*** Opening of Material to process ***

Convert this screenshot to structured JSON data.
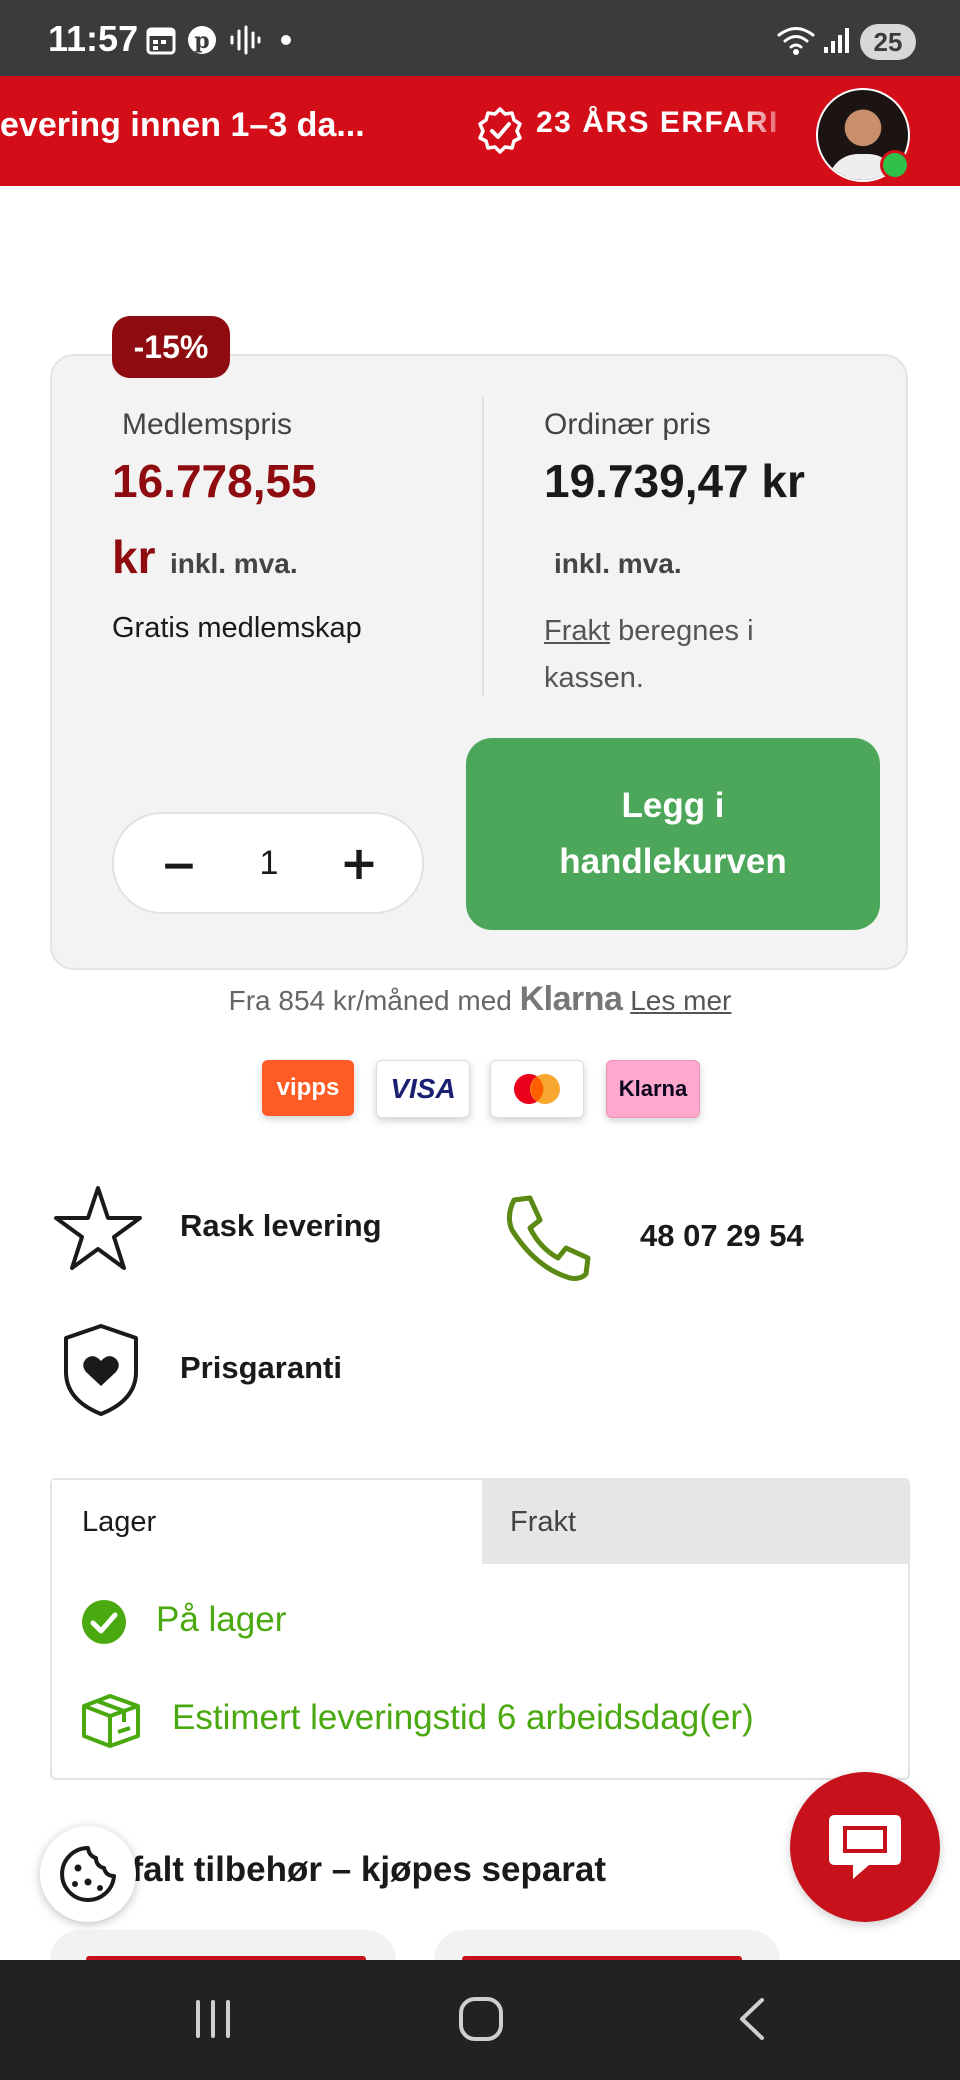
{
  "status_bar": {
    "time": "11:57",
    "battery": "25"
  },
  "banner": {
    "marquee_left": "evering innen 1–3 da...",
    "marquee_right": "23 ÅRS ERFARI"
  },
  "price_card": {
    "discount_badge": "-15%",
    "member": {
      "label": "Medlemspris",
      "price": "16.778,55",
      "currency": "kr",
      "vat": "inkl. mva.",
      "note": "Gratis medlemskap"
    },
    "ordinary": {
      "label": "Ordinær pris",
      "price": "19.739,47 kr",
      "vat": "inkl. mva.",
      "shipping_link": "Frakt",
      "shipping_text": "beregnes i kassen."
    },
    "quantity": {
      "minus": "−",
      "value": "1",
      "plus": "+"
    },
    "add_to_cart": "Legg i handlekurven"
  },
  "klarna_line": {
    "prefix": "Fra 854 kr/måned med",
    "brand": "Klarna",
    "link": "Les mer"
  },
  "payment_methods": [
    {
      "name": "vipps",
      "bg": "#ff5b24",
      "fg": "#ffffff"
    },
    {
      "name": "VISA",
      "bg": "#ffffff",
      "fg": "#1a1f71"
    },
    {
      "name": "mastercard",
      "bg": "#ffffff",
      "fg": "#000000"
    },
    {
      "name": "Klarna",
      "bg": "#ffa8cd",
      "fg": "#0b051d"
    }
  ],
  "features": {
    "fast_delivery": "Rask levering",
    "phone": "48 07 29 54",
    "price_guarantee": "Prisgaranti"
  },
  "tabs": {
    "lager": "Lager",
    "frakt": "Frakt",
    "stock_status": "På lager",
    "delivery_estimate": "Estimert leveringstid 6 arbeidsdag(er)"
  },
  "accessories_title": "efalt tilbehør – kjøpes separat",
  "colors": {
    "brand_red": "#d40e19",
    "dark_red": "#8e0c10",
    "cta_green": "#4da75a",
    "stock_green": "#4aa90f"
  }
}
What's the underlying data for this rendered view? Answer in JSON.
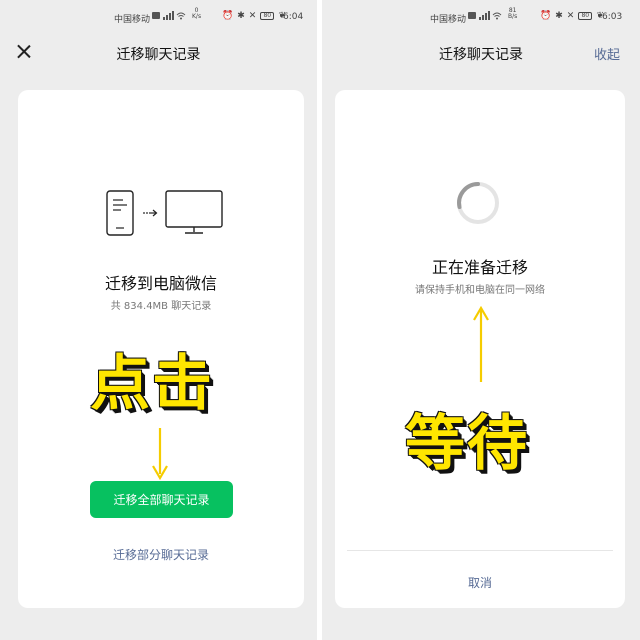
{
  "left_screen": {
    "status": {
      "carrier": "中国移动",
      "speed_value": "0",
      "speed_unit": "K/s",
      "battery": "80",
      "time": "6:04"
    },
    "nav": {
      "title": "迁移聊天记录",
      "close_icon": "close-icon"
    },
    "card": {
      "illustration": "phone-to-computer-icon",
      "heading": "迁移到电脑微信",
      "subtext": "共 834.4MB 聊天记录",
      "annotation": "点击",
      "primary_button": "迁移全部聊天记录",
      "secondary_link": "迁移部分聊天记录"
    }
  },
  "right_screen": {
    "status": {
      "carrier": "中国移动",
      "speed_value": "81",
      "speed_unit": "B/s",
      "battery": "80",
      "time": "6:03"
    },
    "nav": {
      "title": "迁移聊天记录",
      "collapse_label": "收起"
    },
    "card": {
      "spinner_icon": "loading-spinner-icon",
      "heading": "正在准备迁移",
      "subtext": "请保持手机和电脑在同一网络",
      "annotation": "等待",
      "cancel_button": "取消"
    }
  },
  "colors": {
    "accent_green": "#07c160",
    "link_blue": "#576b95",
    "annotation_yellow": "#ffe600",
    "background": "#ededed"
  }
}
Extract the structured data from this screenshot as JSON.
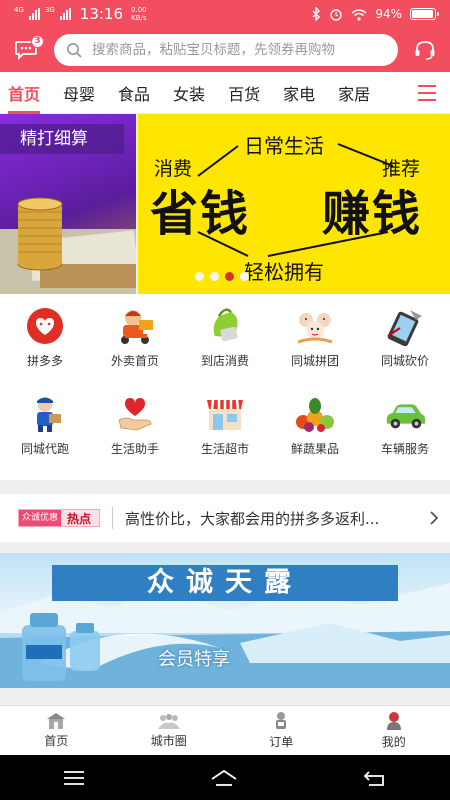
{
  "status_bar": {
    "net1": "4G",
    "net2": "3G",
    "time": "13:16",
    "speed_value": "0.00",
    "speed_unit": "KB/s",
    "battery": "94%",
    "battery_level": 0.94
  },
  "header": {
    "message_badge": "3",
    "search_placeholder": "搜索商品，粘贴宝贝标题，先领券再购物"
  },
  "tabs": [
    "首页",
    "母婴",
    "食品",
    "女装",
    "百货",
    "家电",
    "家居"
  ],
  "active_tab": 0,
  "banner": {
    "left_label": "精打细算",
    "words": [
      "日常生活",
      "消费",
      "推荐",
      "省钱",
      "赚钱",
      "轻松拥有"
    ],
    "slide_count": 4,
    "active_slide": 2
  },
  "services": [
    {
      "label": "拼多多",
      "icon": "pinduoduo-icon"
    },
    {
      "label": "外卖首页",
      "icon": "delivery-icon"
    },
    {
      "label": "到店消费",
      "icon": "shopping-bag-icon"
    },
    {
      "label": "同城拼团",
      "icon": "group-buy-icon"
    },
    {
      "label": "同城砍价",
      "icon": "bargain-icon"
    },
    {
      "label": "同城代跑",
      "icon": "courier-icon"
    },
    {
      "label": "生活助手",
      "icon": "helping-hand-icon"
    },
    {
      "label": "生活超市",
      "icon": "supermarket-icon"
    },
    {
      "label": "鲜蔬果品",
      "icon": "fruits-icon"
    },
    {
      "label": "车辆服务",
      "icon": "car-icon"
    }
  ],
  "hot": {
    "badge_a": "众诚优惠",
    "badge_b": "热点",
    "text": "高性价比，大家都会用的拼多多返利..."
  },
  "promo": {
    "title": "众诚天露",
    "subtitle": "会员特享"
  },
  "bottom_nav": [
    {
      "label": "首页",
      "icon": "home-icon"
    },
    {
      "label": "城市圈",
      "icon": "city-circle-icon"
    },
    {
      "label": "订单",
      "icon": "orders-icon"
    },
    {
      "label": "我的",
      "icon": "profile-icon"
    }
  ],
  "colors": {
    "brand": "#f24e60",
    "banner_yellow": "#ffe600"
  }
}
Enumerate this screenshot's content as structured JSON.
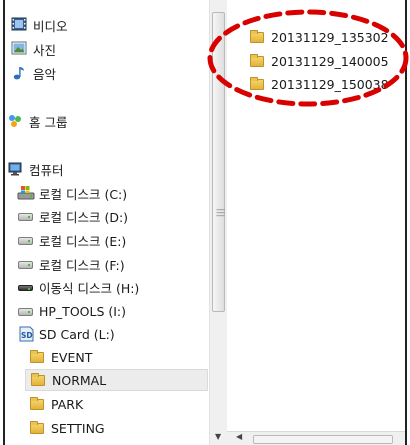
{
  "nav": {
    "items": [
      {
        "label": "비디오",
        "icon": "video-library-icon"
      },
      {
        "label": "사진",
        "icon": "pictures-library-icon"
      },
      {
        "label": "음악",
        "icon": "music-library-icon"
      },
      {
        "label": "홈 그룹",
        "icon": "homegroup-icon"
      },
      {
        "label": "컴퓨터",
        "icon": "computer-icon"
      },
      {
        "label": "로컬 디스크 (C:)",
        "icon": "system-drive-icon"
      },
      {
        "label": "로컬 디스크 (D:)",
        "icon": "hard-drive-icon"
      },
      {
        "label": "로컬 디스크 (E:)",
        "icon": "hard-drive-icon"
      },
      {
        "label": "로컬 디스크 (F:)",
        "icon": "hard-drive-icon"
      },
      {
        "label": "이동식 디스크 (H:)",
        "icon": "removable-drive-icon"
      },
      {
        "label": "HP_TOOLS (I:)",
        "icon": "hard-drive-icon"
      },
      {
        "label": "SD Card (L:)",
        "icon": "sd-card-icon"
      },
      {
        "label": "EVENT",
        "icon": "folder-icon"
      },
      {
        "label": "NORMAL",
        "icon": "folder-icon",
        "selected": true
      },
      {
        "label": "PARK",
        "icon": "folder-icon"
      },
      {
        "label": "SETTING",
        "icon": "folder-icon"
      }
    ]
  },
  "files": {
    "items": [
      {
        "name": "20131129_135302",
        "icon": "folder-icon"
      },
      {
        "name": "20131129_140005",
        "icon": "folder-icon"
      },
      {
        "name": "20131129_150038",
        "icon": "folder-icon"
      }
    ]
  },
  "colors": {
    "annotation": "#d90000",
    "selection": "#ececec",
    "folder": "#e9c453"
  }
}
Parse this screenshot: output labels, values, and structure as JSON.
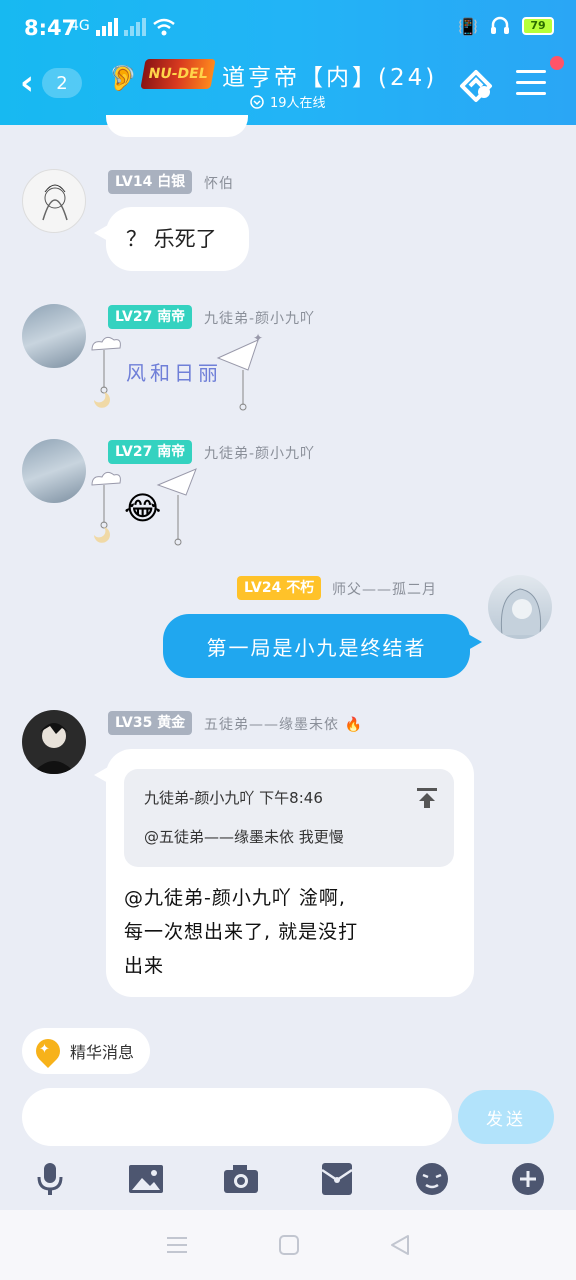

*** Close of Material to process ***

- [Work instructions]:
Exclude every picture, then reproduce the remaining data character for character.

- [Response area]:
Convert this screenshot to structured JSON data.
{
  "status_bar": {
    "time": "11:57",
    "battery": "25"
  },
  "banner": {
    "marquee_left": "evering innen 1–3 da...",
    "marquee_right": "23 ÅRS ERFARI"
  },
  "price_card": {
    "discount_badge": "-15%",
    "member": {
      "label": "Medlemspris",
      "price": "16.778,55",
      "currency": "kr",
      "vat": "inkl. mva.",
      "note": "Gratis medlemskap"
    },
    "ordinary": {
      "label": "Ordinær pris",
      "price": "19.739,47 kr",
      "vat": "inkl. mva.",
      "shipping_link": "Frakt",
      "shipping_text": "beregnes i kassen."
    },
    "quantity": {
      "minus": "−",
      "value": "1",
      "plus": "+"
    },
    "add_to_cart": "Legg i handlekurven"
  },
  "klarna_line": {
    "prefix": "Fra 854 kr/måned med",
    "brand": "Klarna",
    "link": "Les mer"
  },
  "payment_methods": [
    {
      "name": "vipps",
      "bg": "#ff5b24",
      "fg": "#ffffff"
    },
    {
      "name": "VISA",
      "bg": "#ffffff",
      "fg": "#1a1f71"
    },
    {
      "name": "mastercard",
      "bg": "#ffffff",
      "fg": "#000000"
    },
    {
      "name": "Klarna",
      "bg": "#ffa8cd",
      "fg": "#0b051d"
    }
  ],
  "features": {
    "fast_delivery": "Rask levering",
    "phone": "48 07 29 54",
    "price_guarantee": "Prisgaranti"
  },
  "tabs": {
    "lager": "Lager",
    "frakt": "Frakt",
    "stock_status": "På lager",
    "delivery_estimate": "Estimert leveringstid 6 arbeidsdag(er)"
  },
  "accessories_title": "efalt tilbehør – kjøpes separat",
  "colors": {
    "brand_red": "#d40e19",
    "dark_red": "#8e0c10",
    "cta_green": "#4da75a",
    "stock_green": "#4aa90f"
  }
}
What's the underlying data for this rendered view? Answer in JSON.
{
  "left_screen": {
    "status": {
      "carrier": "中国移动",
      "speed_value": "0",
      "speed_unit": "K/s",
      "battery": "80",
      "time": "6:04"
    },
    "nav": {
      "title": "迁移聊天记录",
      "close_icon": "close-icon"
    },
    "card": {
      "illustration": "phone-to-computer-icon",
      "heading": "迁移到电脑微信",
      "subtext": "共 834.4MB 聊天记录",
      "annotation": "点击",
      "primary_button": "迁移全部聊天记录",
      "secondary_link": "迁移部分聊天记录"
    }
  },
  "right_screen": {
    "status": {
      "carrier": "中国移动",
      "speed_value": "81",
      "speed_unit": "B/s",
      "battery": "80",
      "time": "6:03"
    },
    "nav": {
      "title": "迁移聊天记录",
      "collapse_label": "收起"
    },
    "card": {
      "spinner_icon": "loading-spinner-icon",
      "heading": "正在准备迁移",
      "subtext": "请保持手机和电脑在同一网络",
      "annotation": "等待",
      "cancel_button": "取消"
    }
  },
  "colors": {
    "accent_green": "#07c160",
    "link_blue": "#576b95",
    "annotation_yellow": "#ffe600",
    "background": "#ededed"
  }
}
Extract the structured data from this screenshot as JSON.
{
  "status_bar": {
    "net1": "4G",
    "net2": "3G",
    "time": "13:16",
    "speed_value": "0.00",
    "speed_unit": "KB/s",
    "battery": "94%",
    "battery_level": 0.94
  },
  "header": {
    "message_badge": "3",
    "search_placeholder": "搜索商品，粘贴宝贝标题，先领券再购物"
  },
  "tabs": [
    "首页",
    "母婴",
    "食品",
    "女装",
    "百货",
    "家电",
    "家居"
  ],
  "active_tab": 0,
  "banner": {
    "left_label": "精打细算",
    "words": [
      "日常生活",
      "消费",
      "推荐",
      "省钱",
      "赚钱",
      "轻松拥有"
    ],
    "slide_count": 4,
    "active_slide": 2
  },
  "services": [
    {
      "label": "拼多多",
      "icon": "pinduoduo-icon"
    },
    {
      "label": "外卖首页",
      "icon": "delivery-icon"
    },
    {
      "label": "到店消费",
      "icon": "shopping-bag-icon"
    },
    {
      "label": "同城拼团",
      "icon": "group-buy-icon"
    },
    {
      "label": "同城砍价",
      "icon": "bargain-icon"
    },
    {
      "label": "同城代跑",
      "icon": "courier-icon"
    },
    {
      "label": "生活助手",
      "icon": "helping-hand-icon"
    },
    {
      "label": "生活超市",
      "icon": "supermarket-icon"
    },
    {
      "label": "鲜蔬果品",
      "icon": "fruits-icon"
    },
    {
      "label": "车辆服务",
      "icon": "car-icon"
    }
  ],
  "hot": {
    "badge_a": "众诚优惠",
    "badge_b": "热点",
    "text": "高性价比，大家都会用的拼多多返利..."
  },
  "promo": {
    "title": "众诚天露",
    "subtitle": "会员特享"
  },
  "bottom_nav": [
    {
      "label": "首页",
      "icon": "home-icon"
    },
    {
      "label": "城市圈",
      "icon": "city-circle-icon"
    },
    {
      "label": "订单",
      "icon": "orders-icon"
    },
    {
      "label": "我的",
      "icon": "profile-icon"
    }
  ],
  "colors": {
    "brand": "#f24e60",
    "banner_yellow": "#ffe600"
  }
}
Enumerate this screenshot's content as structured JSON.
{
  "nav": {
    "items": [
      {
        "label": "비디오",
        "icon": "video-library-icon"
      },
      {
        "label": "사진",
        "icon": "pictures-library-icon"
      },
      {
        "label": "음악",
        "icon": "music-library-icon"
      },
      {
        "label": "홈 그룹",
        "icon": "homegroup-icon"
      },
      {
        "label": "컴퓨터",
        "icon": "computer-icon"
      },
      {
        "label": "로컬 디스크 (C:)",
        "icon": "system-drive-icon"
      },
      {
        "label": "로컬 디스크 (D:)",
        "icon": "hard-drive-icon"
      },
      {
        "label": "로컬 디스크 (E:)",
        "icon": "hard-drive-icon"
      },
      {
        "label": "로컬 디스크 (F:)",
        "icon": "hard-drive-icon"
      },
      {
        "label": "이동식 디스크 (H:)",
        "icon": "removable-drive-icon"
      },
      {
        "label": "HP_TOOLS (I:)",
        "icon": "hard-drive-icon"
      },
      {
        "label": "SD Card (L:)",
        "icon": "sd-card-icon"
      },
      {
        "label": "EVENT",
        "icon": "folder-icon"
      },
      {
        "label": "NORMAL",
        "icon": "folder-icon",
        "selected": true
      },
      {
        "label": "PARK",
        "icon": "folder-icon"
      },
      {
        "label": "SETTING",
        "icon": "folder-icon"
      }
    ]
  },
  "files": {
    "items": [
      {
        "name": "20131129_135302",
        "icon": "folder-icon"
      },
      {
        "name": "20131129_140005",
        "icon": "folder-icon"
      },
      {
        "name": "20131129_150038",
        "icon": "folder-icon"
      }
    ]
  },
  "colors": {
    "annotation": "#d90000",
    "selection": "#ececec",
    "folder": "#e9c453"
  }
}
Parse this screenshot: output labels, values, and structure as JSON.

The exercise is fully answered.